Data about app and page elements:
• • • • • • •

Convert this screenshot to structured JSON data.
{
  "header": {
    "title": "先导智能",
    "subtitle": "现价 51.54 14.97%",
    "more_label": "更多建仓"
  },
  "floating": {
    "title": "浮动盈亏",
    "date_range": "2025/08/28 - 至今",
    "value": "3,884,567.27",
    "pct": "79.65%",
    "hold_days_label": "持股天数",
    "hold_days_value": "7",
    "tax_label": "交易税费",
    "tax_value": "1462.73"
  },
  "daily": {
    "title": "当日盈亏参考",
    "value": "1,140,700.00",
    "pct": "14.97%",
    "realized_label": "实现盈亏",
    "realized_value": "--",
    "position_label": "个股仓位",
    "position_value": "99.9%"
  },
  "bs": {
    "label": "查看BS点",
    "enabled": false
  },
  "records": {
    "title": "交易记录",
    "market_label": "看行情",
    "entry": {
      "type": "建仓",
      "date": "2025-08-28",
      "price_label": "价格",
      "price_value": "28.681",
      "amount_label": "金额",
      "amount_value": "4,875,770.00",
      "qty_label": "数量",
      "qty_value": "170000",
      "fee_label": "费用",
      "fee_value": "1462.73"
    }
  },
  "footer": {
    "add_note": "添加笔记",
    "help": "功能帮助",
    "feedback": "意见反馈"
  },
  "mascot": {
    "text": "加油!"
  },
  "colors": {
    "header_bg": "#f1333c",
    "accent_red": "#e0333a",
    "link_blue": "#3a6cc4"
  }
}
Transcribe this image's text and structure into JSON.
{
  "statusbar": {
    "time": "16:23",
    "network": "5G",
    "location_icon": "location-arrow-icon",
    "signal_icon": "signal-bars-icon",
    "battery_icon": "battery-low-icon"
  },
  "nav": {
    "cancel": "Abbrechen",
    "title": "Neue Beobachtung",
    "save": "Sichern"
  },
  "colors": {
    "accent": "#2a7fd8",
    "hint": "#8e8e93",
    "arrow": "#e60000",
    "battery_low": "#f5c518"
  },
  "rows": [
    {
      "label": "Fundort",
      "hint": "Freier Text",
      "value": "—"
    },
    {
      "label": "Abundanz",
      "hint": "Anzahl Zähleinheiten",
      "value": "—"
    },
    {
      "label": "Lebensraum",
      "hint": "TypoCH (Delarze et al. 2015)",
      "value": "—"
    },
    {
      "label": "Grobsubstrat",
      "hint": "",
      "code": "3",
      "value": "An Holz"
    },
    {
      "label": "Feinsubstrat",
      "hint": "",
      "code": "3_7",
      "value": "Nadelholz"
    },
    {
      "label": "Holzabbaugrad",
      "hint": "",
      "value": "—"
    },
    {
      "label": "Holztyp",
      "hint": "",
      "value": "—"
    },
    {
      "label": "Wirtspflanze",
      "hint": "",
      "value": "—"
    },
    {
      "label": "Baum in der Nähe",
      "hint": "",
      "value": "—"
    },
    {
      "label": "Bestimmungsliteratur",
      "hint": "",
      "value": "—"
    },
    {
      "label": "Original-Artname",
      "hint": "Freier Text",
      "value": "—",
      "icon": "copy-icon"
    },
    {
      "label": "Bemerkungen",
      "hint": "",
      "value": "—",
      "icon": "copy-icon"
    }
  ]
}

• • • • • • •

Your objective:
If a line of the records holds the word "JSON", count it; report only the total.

Response area:
2